Excerpts from an interface dataset:
== == ==

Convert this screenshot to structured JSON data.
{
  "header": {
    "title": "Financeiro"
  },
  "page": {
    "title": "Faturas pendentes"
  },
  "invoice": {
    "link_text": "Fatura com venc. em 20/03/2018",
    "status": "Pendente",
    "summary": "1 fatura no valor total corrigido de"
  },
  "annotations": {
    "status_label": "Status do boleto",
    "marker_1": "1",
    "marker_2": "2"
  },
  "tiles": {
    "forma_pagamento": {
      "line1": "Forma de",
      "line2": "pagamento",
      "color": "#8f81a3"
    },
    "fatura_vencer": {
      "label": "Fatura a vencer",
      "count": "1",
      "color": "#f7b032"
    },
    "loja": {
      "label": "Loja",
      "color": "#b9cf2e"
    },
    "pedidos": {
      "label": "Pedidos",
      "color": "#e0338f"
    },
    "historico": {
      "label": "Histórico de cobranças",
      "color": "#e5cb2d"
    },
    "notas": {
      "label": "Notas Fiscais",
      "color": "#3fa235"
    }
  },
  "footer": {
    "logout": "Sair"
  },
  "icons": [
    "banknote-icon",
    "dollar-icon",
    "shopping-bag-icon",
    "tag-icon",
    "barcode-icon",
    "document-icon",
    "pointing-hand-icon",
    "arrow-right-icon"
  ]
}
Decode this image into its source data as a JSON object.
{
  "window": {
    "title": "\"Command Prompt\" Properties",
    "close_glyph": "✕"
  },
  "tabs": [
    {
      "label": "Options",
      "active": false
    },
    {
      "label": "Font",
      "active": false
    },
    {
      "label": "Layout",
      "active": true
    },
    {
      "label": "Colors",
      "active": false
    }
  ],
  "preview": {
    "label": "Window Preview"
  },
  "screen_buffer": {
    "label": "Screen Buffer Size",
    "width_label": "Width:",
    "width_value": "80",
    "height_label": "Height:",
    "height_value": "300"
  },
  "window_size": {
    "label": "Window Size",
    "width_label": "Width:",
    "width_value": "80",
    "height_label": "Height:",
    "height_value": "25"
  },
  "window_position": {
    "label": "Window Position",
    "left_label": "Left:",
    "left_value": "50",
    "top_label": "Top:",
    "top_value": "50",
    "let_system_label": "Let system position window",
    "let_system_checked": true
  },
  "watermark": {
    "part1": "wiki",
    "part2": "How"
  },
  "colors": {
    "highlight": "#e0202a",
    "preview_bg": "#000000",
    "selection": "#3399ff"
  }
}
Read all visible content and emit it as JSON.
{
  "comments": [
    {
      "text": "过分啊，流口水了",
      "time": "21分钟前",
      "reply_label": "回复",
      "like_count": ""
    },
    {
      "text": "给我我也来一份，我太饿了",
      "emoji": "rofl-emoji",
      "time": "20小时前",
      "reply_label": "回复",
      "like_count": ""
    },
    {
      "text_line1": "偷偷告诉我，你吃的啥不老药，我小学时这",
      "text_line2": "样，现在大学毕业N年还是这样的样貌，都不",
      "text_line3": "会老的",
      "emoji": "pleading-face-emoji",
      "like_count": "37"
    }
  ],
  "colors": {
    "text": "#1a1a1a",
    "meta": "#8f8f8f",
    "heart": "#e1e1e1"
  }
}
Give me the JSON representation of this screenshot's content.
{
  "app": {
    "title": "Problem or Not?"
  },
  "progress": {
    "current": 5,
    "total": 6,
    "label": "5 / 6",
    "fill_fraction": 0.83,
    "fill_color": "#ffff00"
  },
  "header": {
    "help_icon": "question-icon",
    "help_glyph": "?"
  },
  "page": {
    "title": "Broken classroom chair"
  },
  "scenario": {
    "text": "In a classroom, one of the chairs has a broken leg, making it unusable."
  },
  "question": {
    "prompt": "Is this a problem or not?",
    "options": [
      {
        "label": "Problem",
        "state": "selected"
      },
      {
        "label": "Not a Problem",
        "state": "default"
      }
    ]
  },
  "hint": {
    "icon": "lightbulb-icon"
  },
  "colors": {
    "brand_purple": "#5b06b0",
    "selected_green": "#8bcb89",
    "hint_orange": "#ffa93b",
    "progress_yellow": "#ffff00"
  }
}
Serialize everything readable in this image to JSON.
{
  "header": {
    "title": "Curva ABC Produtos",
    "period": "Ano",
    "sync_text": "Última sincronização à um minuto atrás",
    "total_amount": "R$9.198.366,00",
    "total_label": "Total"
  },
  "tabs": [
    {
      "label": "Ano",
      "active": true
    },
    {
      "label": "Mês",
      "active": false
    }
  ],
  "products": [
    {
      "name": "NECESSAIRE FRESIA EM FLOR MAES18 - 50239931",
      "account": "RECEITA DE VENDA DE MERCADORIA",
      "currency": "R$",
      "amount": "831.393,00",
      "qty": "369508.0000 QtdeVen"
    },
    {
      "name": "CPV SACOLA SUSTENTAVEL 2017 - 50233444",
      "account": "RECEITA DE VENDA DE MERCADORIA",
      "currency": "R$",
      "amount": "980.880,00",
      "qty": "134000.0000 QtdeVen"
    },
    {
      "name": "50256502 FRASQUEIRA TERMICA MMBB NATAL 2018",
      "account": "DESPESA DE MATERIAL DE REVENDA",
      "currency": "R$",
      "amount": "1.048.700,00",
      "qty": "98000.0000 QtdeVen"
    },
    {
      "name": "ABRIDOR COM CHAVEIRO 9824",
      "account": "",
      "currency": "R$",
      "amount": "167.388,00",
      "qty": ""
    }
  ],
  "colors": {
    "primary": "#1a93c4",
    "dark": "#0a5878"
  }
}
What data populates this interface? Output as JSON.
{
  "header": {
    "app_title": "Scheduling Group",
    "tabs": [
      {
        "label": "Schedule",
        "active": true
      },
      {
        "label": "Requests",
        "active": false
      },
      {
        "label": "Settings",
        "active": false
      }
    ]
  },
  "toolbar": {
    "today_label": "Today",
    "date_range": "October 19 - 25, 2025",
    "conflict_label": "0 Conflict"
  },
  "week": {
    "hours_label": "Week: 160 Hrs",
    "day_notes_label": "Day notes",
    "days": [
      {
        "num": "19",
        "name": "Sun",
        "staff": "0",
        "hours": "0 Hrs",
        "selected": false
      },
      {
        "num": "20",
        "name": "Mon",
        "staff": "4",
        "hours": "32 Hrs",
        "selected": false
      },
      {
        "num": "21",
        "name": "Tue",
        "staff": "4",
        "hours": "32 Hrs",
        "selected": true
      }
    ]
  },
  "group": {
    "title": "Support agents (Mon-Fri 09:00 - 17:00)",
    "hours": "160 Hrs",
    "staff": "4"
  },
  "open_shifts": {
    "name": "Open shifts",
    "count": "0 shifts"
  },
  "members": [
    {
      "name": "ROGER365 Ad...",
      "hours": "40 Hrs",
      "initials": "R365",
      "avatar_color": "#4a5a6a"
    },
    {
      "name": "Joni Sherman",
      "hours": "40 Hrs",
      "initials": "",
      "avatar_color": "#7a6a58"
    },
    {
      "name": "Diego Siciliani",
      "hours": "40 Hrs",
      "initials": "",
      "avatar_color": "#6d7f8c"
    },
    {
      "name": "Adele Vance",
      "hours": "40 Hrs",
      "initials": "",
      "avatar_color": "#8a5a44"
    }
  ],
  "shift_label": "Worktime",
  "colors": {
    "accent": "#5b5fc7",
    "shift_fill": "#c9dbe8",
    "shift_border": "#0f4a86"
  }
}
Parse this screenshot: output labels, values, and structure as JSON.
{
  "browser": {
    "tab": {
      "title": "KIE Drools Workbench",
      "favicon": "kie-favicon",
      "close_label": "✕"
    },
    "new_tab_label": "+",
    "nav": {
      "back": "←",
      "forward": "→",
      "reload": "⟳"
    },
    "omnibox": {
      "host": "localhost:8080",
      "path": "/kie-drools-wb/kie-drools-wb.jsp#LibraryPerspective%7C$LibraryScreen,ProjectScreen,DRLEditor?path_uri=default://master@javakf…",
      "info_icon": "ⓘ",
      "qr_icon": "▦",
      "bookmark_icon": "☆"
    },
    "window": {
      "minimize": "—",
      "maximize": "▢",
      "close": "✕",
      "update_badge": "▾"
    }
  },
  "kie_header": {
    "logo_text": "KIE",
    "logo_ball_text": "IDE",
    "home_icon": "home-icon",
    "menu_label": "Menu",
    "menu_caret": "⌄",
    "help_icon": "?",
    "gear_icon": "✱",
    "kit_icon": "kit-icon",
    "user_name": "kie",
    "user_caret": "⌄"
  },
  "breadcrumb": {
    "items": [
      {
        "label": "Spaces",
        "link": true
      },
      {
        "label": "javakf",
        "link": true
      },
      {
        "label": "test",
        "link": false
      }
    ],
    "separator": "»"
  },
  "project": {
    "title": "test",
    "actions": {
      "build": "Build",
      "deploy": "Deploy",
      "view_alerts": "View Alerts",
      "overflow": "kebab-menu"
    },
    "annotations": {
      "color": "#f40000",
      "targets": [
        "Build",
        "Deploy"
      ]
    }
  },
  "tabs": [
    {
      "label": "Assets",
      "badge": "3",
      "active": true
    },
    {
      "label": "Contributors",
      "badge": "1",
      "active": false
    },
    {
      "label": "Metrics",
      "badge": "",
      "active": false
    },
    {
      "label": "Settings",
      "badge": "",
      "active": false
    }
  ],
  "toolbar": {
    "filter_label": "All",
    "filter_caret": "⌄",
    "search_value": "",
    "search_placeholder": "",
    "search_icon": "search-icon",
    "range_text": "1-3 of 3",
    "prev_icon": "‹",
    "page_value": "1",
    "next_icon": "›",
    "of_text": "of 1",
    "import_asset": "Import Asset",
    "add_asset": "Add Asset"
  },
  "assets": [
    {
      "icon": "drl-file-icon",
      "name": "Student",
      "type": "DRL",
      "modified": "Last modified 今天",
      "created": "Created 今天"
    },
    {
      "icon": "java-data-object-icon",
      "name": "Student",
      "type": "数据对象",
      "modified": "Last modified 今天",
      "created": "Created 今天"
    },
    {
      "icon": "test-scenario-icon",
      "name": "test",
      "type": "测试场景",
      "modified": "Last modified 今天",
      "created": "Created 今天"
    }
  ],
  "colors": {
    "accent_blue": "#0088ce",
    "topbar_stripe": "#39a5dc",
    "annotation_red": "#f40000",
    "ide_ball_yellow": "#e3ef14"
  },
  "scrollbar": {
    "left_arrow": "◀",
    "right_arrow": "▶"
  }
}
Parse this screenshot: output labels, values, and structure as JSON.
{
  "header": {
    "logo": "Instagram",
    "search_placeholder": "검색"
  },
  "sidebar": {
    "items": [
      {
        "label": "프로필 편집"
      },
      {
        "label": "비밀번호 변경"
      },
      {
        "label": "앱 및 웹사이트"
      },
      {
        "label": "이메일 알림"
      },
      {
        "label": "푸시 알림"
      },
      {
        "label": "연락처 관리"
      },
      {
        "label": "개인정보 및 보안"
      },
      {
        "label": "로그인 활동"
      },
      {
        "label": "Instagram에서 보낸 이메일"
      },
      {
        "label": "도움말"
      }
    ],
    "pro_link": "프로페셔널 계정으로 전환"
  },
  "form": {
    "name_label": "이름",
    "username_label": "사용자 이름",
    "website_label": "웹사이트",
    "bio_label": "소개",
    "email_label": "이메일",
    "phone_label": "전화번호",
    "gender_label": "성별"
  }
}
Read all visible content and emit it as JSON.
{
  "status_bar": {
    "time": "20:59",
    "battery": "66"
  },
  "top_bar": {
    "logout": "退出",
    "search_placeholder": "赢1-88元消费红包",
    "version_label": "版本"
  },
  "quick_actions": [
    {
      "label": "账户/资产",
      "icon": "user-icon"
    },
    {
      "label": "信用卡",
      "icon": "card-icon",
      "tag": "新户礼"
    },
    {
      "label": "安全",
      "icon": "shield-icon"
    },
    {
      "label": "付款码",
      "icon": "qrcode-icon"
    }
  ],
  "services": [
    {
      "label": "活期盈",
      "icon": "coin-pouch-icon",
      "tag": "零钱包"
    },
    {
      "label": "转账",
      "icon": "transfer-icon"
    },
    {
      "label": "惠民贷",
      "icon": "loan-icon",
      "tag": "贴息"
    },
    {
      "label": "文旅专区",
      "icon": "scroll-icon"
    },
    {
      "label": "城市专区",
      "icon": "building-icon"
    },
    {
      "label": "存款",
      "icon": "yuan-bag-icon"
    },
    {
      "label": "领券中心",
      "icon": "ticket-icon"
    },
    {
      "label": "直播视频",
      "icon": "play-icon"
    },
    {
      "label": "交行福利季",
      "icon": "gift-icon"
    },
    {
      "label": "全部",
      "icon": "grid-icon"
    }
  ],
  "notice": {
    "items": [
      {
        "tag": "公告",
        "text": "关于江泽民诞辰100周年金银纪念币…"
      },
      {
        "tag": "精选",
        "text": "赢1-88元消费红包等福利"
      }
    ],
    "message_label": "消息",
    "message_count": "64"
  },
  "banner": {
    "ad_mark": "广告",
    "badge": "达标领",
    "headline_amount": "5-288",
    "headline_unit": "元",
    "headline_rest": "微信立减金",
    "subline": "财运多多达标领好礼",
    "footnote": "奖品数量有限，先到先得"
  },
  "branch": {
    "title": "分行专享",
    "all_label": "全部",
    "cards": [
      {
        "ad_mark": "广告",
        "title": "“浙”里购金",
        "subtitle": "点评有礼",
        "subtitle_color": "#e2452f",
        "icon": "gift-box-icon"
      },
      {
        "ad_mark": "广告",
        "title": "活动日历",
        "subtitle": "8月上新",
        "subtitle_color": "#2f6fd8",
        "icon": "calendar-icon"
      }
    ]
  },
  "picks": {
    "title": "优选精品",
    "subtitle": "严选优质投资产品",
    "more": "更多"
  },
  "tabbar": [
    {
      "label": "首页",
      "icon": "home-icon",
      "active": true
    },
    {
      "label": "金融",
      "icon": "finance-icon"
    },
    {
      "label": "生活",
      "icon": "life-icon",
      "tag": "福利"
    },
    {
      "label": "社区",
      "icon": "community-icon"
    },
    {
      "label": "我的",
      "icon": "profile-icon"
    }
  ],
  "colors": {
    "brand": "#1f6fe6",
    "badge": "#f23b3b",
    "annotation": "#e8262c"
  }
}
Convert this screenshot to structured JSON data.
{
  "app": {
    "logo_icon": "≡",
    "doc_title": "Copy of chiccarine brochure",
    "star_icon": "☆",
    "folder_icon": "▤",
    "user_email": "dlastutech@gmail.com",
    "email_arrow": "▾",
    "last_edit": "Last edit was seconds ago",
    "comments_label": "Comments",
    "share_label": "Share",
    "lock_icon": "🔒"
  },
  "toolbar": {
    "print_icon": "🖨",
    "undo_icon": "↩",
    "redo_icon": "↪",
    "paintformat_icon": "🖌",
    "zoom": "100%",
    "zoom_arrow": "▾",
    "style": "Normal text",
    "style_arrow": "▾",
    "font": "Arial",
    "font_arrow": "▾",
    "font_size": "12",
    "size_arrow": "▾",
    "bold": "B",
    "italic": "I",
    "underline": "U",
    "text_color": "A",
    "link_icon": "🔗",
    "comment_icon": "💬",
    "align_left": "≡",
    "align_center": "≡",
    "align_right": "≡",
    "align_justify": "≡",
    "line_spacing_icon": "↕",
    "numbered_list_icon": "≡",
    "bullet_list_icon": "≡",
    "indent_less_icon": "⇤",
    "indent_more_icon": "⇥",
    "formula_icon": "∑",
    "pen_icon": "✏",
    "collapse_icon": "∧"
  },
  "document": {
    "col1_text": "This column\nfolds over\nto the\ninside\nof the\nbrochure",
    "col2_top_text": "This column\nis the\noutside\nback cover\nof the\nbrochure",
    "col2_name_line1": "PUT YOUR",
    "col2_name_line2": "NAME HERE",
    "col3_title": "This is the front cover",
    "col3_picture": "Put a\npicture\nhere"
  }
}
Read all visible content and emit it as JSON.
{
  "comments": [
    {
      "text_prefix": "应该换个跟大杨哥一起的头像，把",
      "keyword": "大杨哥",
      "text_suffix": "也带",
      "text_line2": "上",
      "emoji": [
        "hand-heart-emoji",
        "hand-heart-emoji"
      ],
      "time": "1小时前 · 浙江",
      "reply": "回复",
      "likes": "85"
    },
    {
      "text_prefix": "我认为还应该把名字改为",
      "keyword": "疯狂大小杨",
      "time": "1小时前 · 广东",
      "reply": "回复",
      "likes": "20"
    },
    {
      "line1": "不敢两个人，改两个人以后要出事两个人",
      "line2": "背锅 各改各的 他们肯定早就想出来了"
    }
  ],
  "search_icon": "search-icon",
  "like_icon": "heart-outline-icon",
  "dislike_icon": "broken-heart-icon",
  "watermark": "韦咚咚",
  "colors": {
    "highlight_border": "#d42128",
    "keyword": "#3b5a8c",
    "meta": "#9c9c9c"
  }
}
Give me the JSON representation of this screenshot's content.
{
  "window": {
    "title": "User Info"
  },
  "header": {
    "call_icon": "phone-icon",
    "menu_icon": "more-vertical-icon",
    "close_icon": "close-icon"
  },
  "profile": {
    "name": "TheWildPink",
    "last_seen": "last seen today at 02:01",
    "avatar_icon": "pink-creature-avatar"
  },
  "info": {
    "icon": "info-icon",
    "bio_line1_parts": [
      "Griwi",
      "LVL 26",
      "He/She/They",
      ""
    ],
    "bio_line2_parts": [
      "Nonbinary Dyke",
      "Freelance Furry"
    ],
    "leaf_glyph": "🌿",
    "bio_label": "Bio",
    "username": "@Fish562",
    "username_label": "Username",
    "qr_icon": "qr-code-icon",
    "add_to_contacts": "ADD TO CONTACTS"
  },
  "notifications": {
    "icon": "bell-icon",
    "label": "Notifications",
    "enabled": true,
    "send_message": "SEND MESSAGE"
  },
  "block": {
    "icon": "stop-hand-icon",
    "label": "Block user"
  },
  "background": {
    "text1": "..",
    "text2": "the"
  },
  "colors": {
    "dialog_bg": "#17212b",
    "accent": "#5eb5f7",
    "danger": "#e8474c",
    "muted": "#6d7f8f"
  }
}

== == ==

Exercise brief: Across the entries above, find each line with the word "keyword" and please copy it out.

Written reply:
      "keyword": "大杨哥",
      "keyword": "疯狂大小杨",
    "keyword": "#3b5a8c",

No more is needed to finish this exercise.